Before Caitlin Parrish began to write for television’s “Emily Owens, M.D.” and “Under the Dome, ” she was an award-winning playwright. With director Erica Weiss at the helm, Parrish’s “A Twist of Water” enjoyed success in Chicago and off-Broadway. The team reunites for “The Downpour,” given a vibrant production here through an oversized Chicago picture window. If Parrish’s work in television has kept her busy for the last two years, and if “The Downpour” has been two years in the making, I am left to ponder what effect this splitting of focus might have had on this play. The first act left me beautifully shaken, the second act beautifully dissatisfied.
The familial dysfunction on display in “Downpour” is as unrelenting as a tidal wave, and as mysterious layer after a homicidal lie is revealed, I was all gooseflesh. Like any good thriller, the list of potential victims mirrors that of possible suspects, presumed reality brushing up against unwieldy truths. What is the inherent danger in the older sister’s pregnancy? Why does the younger sister write children’s books where the child-protagonist is always locked away? Why does the husband never question the large scar on his wife’s head? Can a happy whoremonger change? What does the incessant theme of water portend?
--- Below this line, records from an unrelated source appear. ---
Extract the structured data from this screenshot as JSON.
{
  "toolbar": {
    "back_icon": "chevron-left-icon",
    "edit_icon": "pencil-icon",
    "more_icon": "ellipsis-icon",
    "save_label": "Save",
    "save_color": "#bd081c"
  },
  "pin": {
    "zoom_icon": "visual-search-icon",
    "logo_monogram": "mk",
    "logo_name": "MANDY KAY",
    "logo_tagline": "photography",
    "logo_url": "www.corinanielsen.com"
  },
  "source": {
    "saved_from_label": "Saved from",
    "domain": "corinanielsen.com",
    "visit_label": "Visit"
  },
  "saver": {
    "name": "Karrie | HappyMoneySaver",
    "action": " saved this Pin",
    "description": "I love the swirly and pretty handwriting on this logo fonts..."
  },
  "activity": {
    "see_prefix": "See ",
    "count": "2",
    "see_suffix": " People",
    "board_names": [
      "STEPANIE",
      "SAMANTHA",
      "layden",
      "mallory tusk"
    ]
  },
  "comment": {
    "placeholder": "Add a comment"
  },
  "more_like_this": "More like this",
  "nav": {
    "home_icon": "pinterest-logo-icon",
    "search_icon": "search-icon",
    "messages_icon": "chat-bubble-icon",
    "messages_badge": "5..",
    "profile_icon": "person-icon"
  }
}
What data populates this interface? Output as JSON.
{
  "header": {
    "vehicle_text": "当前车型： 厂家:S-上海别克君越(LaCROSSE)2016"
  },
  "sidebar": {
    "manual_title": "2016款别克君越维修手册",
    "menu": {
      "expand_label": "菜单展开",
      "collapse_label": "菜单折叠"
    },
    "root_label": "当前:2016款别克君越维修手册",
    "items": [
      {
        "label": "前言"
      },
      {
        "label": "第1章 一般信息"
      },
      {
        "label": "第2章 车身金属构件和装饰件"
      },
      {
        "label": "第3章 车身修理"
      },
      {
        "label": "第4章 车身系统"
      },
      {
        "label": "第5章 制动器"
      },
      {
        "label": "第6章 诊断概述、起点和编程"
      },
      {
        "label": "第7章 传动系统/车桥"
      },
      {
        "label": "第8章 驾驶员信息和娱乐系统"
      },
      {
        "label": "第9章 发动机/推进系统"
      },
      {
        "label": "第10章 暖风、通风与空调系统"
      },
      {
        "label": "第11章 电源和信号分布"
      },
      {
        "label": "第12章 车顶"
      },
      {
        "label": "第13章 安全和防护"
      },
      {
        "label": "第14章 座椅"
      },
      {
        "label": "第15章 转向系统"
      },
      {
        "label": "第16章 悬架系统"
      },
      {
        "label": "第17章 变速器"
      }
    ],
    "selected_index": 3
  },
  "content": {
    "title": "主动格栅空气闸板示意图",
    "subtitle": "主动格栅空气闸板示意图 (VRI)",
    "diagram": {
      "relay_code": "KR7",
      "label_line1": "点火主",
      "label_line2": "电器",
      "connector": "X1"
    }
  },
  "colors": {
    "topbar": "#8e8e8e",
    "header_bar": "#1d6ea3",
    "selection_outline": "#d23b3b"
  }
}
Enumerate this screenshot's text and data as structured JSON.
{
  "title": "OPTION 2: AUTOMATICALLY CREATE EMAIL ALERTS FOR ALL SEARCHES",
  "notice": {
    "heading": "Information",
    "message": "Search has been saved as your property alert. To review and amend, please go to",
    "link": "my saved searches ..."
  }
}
A definition of family is postulated, discarded, reassembled, torn to shreds and finally pieced together with a combination of bravery and slow, deep breaths. There is too much loss of glorious terror to be risked by plot revelations. Parrish leaves every option open for denouement until the final scene of the play, and if I feel that the least messy ending was the one that poured out of her pen, I must grudgingly admit that it is the most logical, and try to set aside my wish for something more Ibsen-esque.
Erica Weiss leads her marvelous cast through dangerous shoals; in lesser hands this script could drift into parody. But every character is finely drawn and motivationally executed, every scene enjoys a believable arc, and the total commitment of the actors cannot be doubted in such a small space; the audience is nearly sitting on the couch of Brian Sidney Bembridge’s open floor plan, painfully austere and meticulously neat, all the pictures on the wall lacking clear subject matter, swirls of ambiguity. The husband (Peter Moore) and his best buddy (Stef Tovar) redefine metrosexuality: they drink beer while hating the Packers, cook, set the table and create stunning flower arrangements. Yet neither is a cypher; both portrayals are soul-mined, imperative, providing humor and pathos. Younger sister Caroline Neff mesmerizes, revealing horror behind bricks sealed with the mortar of a mangled childhood. But the yeoman’s duty rests on the delicate shoulders of Brenda Barrie. With an inner- and outer-stillness she commands the stage and draws us into the lap of her despair. (Aaron Hunt)
Route 66 Theatre Company at Greenhouse Theater Center, 2257 North Lincoln., (773)404-7336, greenhousetheater.org, $35. Through October 12.